What to work on: Using the records below, give the number of lines where the string "icon" shows up. Add nothing to it.

Data extract:
___
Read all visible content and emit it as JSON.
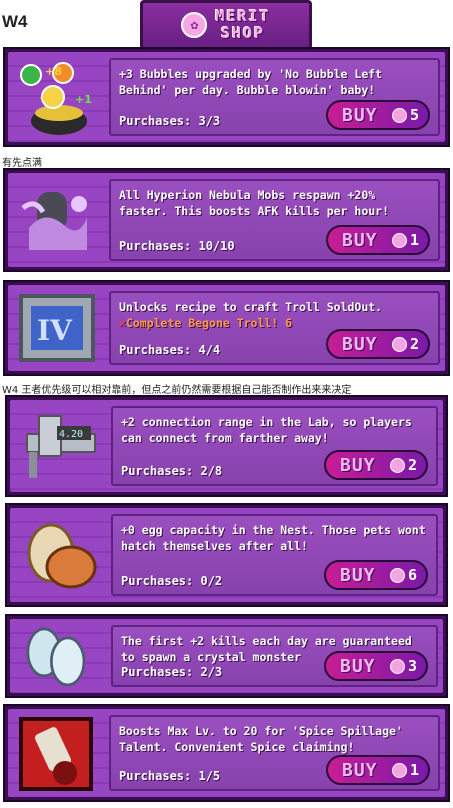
{
  "page": {
    "heading": "W4",
    "note_1": "有先点满",
    "note_2": "W4 王者优先级可以相对靠前，但点之前仍然需要根据自己能否制作出来来决定"
  },
  "banner": {
    "line1": "MERIT",
    "line2": "SHOP"
  },
  "buy_label": "BUY",
  "items": [
    {
      "icon": "bubble-cauldron-icon",
      "desc": "+3 Bubbles upgraded by 'No Bubble Left Behind' per day. Bubble blowin' baby!",
      "requirement": "",
      "purchases": "Purchases: 3/3",
      "cost": "5"
    },
    {
      "icon": "hyperion-nebula-mob-icon",
      "desc": "All Hyperion Nebula Mobs respawn +20% faster. This boosts AFK kills per hour!",
      "requirement": "",
      "purchases": "Purchases: 10/10",
      "cost": "1"
    },
    {
      "icon": "troll-iv-tablet-icon",
      "desc": "Unlocks recipe to craft Troll SoldOut.",
      "requirement": "Complete Begone Troll! 6",
      "purchases": "Purchases: 4/4",
      "cost": "2"
    },
    {
      "icon": "caliper-gauge-icon",
      "desc": "+2 connection range in the Lab, so players can connect from farther away!",
      "requirement": "",
      "purchases": "Purchases: 2/8",
      "cost": "2"
    },
    {
      "icon": "egg-icon",
      "desc": "+0 egg capacity in the Nest. Those pets wont hatch themselves after all!",
      "requirement": "",
      "purchases": "Purchases: 0/2",
      "cost": "6"
    },
    {
      "icon": "crystal-monster-icon",
      "desc": "The first +2 kills each day are guaranteed to spawn a crystal monster",
      "requirement": "",
      "purchases": "Purchases: 2/3",
      "cost": "3"
    },
    {
      "icon": "spice-spillage-talent-icon",
      "desc": "Boosts Max Lv. to 20 for 'Spice Spillage' Talent. Convenient Spice claiming!",
      "requirement": "",
      "purchases": "Purchases: 1/5",
      "cost": "1"
    }
  ]
}
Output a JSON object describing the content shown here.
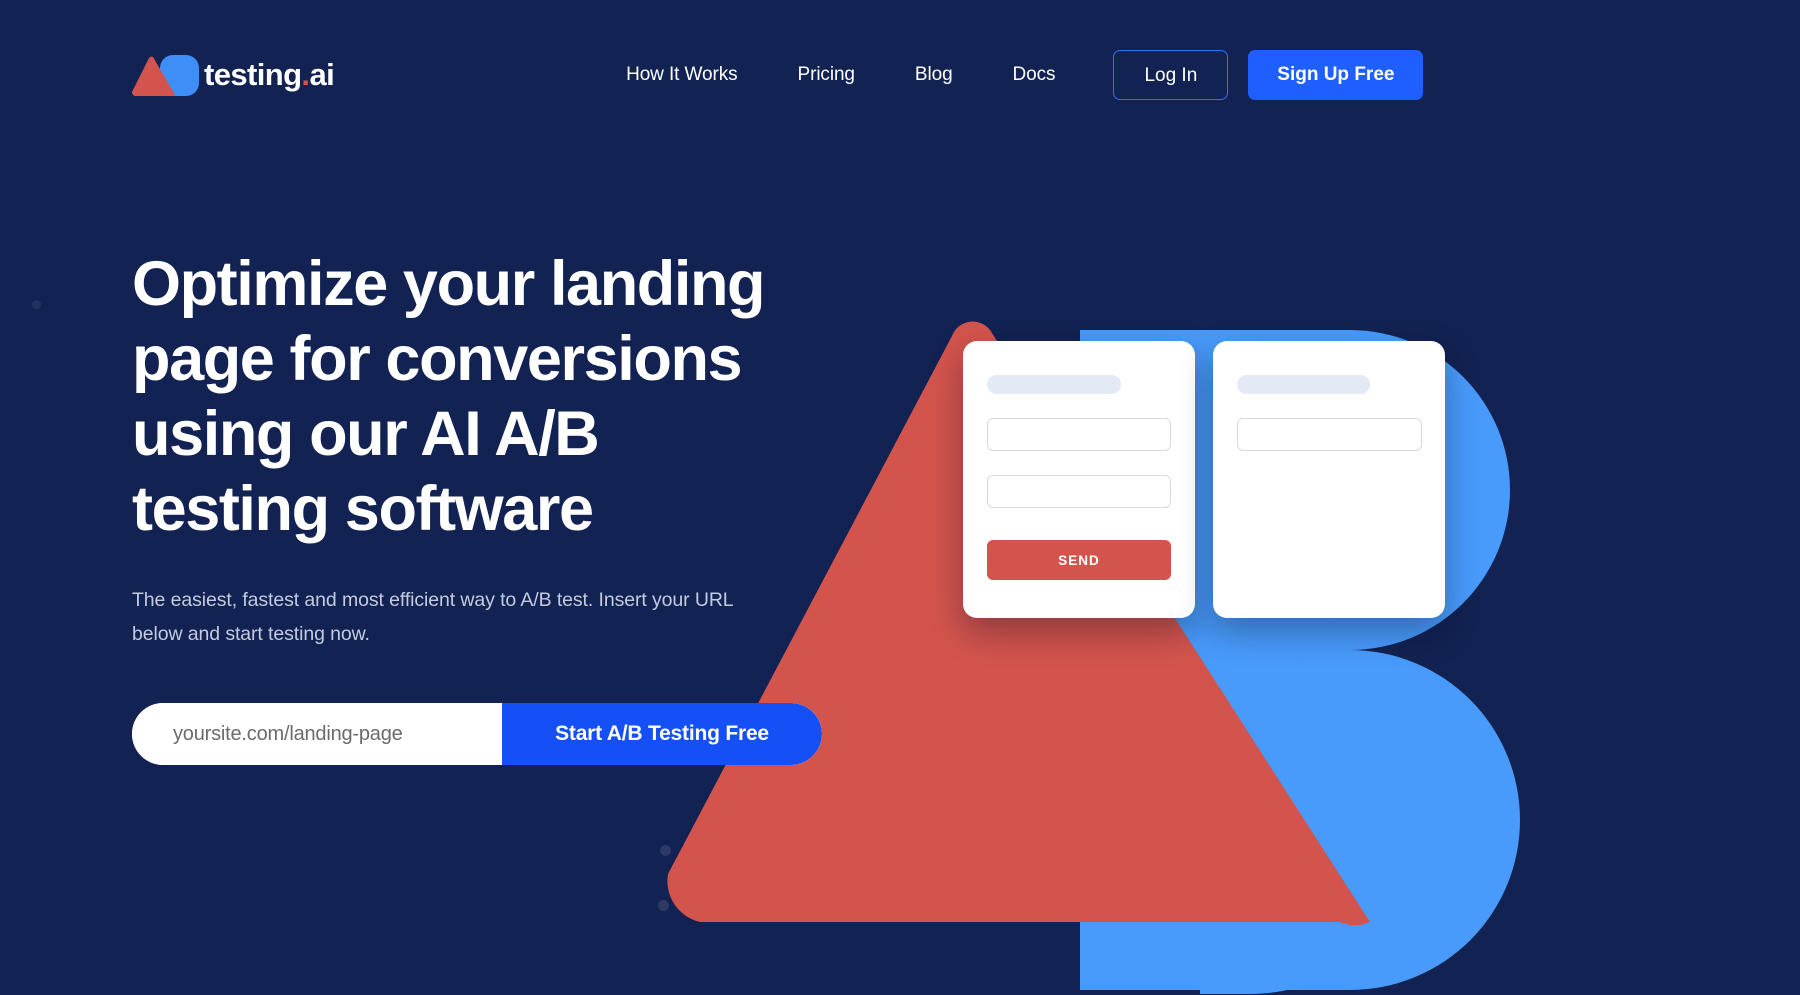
{
  "brand": {
    "logo_text": "testing",
    "logo_suffix_dot": ".",
    "logo_suffix": "ai",
    "logo_mark_a_icon": "red-triangle-a-icon",
    "logo_mark_b_icon": "blue-rounded-b-icon",
    "colors": {
      "background_navy": "#122252",
      "accent_blue": "#1f5eff",
      "art_blue": "#489bfb",
      "art_red": "#d3544d",
      "cta_blue": "#1450f5",
      "logo_dot_red": "#d7504a"
    }
  },
  "nav": {
    "items": [
      {
        "label": "How It Works"
      },
      {
        "label": "Pricing"
      },
      {
        "label": "Blog"
      },
      {
        "label": "Docs"
      }
    ],
    "login_label": "Log In",
    "signup_label": "Sign Up Free"
  },
  "hero": {
    "title": "Optimize your landing page for conversions using our AI A/B testing software",
    "subtitle": "The easiest, fastest and most efficient way to A/B test. Insert your URL below and start testing now.",
    "cta": {
      "input_value": "",
      "input_placeholder": "yoursite.com/landing-page",
      "button_label": "Start A/B Testing Free"
    }
  },
  "illustration": {
    "variant_a": {
      "heading_placeholder": "",
      "field_1": "",
      "field_2": "",
      "submit_label": "SEND"
    },
    "variant_b": {
      "heading_placeholder": "",
      "field_1": ""
    },
    "background_letter_a": "A",
    "background_letter_b": "B"
  }
}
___
Written answer: 9